Banners, Splashes, and KILLSOPA.ORG

In Thinking the Unthinkable About SOPA a couple of days ago, I touched on the concept of splash pages, banners, and other "in your face" mechanisms to help get the word out -- beyond our usual "preaching to the choir" -- about the evils of SOPA - The Stop Online Piracy Act.

My sense is that problems with SOPA and PIPA (Protect IP Act) are now very well known in the technical community. The question is, how to get people outside of this community to see what they stand to lose through such legislation. This means trying to go beyond our usual "social community" of correspondents and followers.

As I noted in that earlier posting, it's important that we provide specific information that includes action items people can consider to reach out to their Congressional officials and others as appropriate about this issue.

Over on Twitter yesterday, a campaign began for people to overlay "STOP SOPA" banners on their avatar images. This is a great idea as far as it goes, but unfortunately does not provide any information at all about where to find more information about why anyone should want to stop SOPA. Obviously they can conduct a search, but there's really no telling where they'll end up from day to day, and some anti-SOPA approaches are decidedly less likely to have an impact than others.

In light of all this, I've done two things. First, I've created the domain KILLSOPA.ORG as a proposed destination landing place for various banner, splash page, and other anti-SOPA campaigns.

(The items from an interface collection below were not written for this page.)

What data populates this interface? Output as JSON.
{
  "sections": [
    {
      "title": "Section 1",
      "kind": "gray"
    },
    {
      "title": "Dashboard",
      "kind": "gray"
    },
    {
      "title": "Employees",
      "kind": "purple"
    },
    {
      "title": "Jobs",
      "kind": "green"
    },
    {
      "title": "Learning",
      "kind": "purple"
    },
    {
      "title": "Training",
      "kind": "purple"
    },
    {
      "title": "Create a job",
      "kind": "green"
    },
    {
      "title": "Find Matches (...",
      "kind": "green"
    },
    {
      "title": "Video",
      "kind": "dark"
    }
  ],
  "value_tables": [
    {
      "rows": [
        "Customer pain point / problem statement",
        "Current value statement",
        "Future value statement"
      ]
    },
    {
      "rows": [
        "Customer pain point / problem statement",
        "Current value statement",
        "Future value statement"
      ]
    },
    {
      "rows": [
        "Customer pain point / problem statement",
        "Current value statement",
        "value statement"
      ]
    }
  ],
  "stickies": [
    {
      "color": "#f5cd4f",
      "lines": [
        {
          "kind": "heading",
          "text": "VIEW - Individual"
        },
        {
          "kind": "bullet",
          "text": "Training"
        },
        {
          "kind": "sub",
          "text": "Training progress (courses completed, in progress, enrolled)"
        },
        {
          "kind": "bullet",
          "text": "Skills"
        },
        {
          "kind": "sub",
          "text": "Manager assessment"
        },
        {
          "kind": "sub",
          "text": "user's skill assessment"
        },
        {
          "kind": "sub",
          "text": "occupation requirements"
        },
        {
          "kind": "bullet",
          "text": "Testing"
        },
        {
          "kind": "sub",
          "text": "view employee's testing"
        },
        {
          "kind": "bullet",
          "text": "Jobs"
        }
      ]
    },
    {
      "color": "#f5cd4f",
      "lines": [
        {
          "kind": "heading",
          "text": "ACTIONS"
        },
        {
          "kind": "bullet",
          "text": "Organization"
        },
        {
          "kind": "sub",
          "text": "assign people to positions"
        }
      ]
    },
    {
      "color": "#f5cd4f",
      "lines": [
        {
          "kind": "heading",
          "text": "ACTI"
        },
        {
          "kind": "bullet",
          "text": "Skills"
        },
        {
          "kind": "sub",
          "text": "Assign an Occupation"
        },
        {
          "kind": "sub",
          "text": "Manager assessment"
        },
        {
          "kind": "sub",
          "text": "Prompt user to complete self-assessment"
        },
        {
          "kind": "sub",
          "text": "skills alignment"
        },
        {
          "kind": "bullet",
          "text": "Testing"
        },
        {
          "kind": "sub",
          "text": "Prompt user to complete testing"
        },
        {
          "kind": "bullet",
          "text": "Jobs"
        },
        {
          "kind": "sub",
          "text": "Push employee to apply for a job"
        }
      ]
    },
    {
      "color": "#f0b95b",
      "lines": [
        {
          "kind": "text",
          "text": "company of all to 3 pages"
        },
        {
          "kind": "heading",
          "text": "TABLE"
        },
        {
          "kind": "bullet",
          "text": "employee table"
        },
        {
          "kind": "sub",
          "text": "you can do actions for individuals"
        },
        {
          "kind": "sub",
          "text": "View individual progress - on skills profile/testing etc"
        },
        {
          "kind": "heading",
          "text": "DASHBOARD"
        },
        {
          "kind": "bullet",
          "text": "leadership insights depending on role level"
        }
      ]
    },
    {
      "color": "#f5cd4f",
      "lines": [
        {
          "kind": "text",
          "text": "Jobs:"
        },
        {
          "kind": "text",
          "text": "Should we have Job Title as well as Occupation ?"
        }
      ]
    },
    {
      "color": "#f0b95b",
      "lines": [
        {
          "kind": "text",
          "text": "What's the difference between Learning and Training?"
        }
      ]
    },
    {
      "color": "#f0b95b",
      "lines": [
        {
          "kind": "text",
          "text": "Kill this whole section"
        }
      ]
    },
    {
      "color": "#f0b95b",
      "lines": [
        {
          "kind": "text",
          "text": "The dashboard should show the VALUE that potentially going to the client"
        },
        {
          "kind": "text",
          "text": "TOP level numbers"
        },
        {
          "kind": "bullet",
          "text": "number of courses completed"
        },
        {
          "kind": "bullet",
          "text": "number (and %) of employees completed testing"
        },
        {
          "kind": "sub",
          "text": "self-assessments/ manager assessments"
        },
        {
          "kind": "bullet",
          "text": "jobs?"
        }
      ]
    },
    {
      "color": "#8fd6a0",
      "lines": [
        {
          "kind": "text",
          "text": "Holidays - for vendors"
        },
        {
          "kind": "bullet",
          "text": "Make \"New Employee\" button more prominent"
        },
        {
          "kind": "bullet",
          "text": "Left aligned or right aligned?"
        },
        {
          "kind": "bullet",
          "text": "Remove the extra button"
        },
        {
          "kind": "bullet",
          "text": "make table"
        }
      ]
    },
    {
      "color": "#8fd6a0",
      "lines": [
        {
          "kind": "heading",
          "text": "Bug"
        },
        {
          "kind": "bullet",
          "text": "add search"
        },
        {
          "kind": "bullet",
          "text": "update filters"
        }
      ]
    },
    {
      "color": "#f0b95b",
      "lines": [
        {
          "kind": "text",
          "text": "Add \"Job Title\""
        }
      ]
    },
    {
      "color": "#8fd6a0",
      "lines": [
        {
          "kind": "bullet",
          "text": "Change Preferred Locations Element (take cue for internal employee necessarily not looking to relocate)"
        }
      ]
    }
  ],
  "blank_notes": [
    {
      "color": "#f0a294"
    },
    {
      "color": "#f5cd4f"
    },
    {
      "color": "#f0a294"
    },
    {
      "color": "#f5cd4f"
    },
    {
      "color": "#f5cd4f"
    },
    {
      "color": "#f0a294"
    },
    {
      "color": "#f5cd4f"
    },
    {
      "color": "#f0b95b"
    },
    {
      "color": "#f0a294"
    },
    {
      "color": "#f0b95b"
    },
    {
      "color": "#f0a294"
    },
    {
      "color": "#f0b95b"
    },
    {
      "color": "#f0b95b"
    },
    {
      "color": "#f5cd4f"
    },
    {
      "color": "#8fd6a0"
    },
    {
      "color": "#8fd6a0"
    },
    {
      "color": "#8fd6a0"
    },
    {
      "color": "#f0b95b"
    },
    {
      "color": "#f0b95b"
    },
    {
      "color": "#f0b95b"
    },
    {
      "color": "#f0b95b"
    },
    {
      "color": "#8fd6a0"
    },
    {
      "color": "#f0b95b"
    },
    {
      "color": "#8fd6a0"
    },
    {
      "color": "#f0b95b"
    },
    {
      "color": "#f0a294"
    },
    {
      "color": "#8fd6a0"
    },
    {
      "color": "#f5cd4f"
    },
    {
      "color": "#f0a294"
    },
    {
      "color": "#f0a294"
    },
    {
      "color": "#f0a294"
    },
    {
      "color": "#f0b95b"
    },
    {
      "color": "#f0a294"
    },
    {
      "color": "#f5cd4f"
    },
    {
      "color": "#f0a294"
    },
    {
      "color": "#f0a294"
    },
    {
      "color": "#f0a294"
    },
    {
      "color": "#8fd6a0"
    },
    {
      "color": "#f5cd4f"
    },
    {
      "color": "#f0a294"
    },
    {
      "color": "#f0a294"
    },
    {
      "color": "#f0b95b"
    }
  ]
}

I've also now overlaid this domain name on my standard avatars for Twitter, Google+, and other sites, which appear on postings, profile pages, and so on.

Right now, killsopa.org redirects to an EFF page discussing how to take action against SOPA, but this will change as time and resources permit.

Since we're going to be putting messages out in front of people, it seems logical that these messages should include a destination for more info, not just the protest statement. Using a domain name in this situation helps to solve this problem.

If you have any interest in helping with this effort, in particular with the killsopa.org website itself, please let me know. Of course your other thoughts and any questions are welcome as always.

Kill SOPA.


Posted by Lauren at January 10, 2012 12:33 PM | Permalink
Twitter: @laurenweinstein
Google+: Lauren Weinstein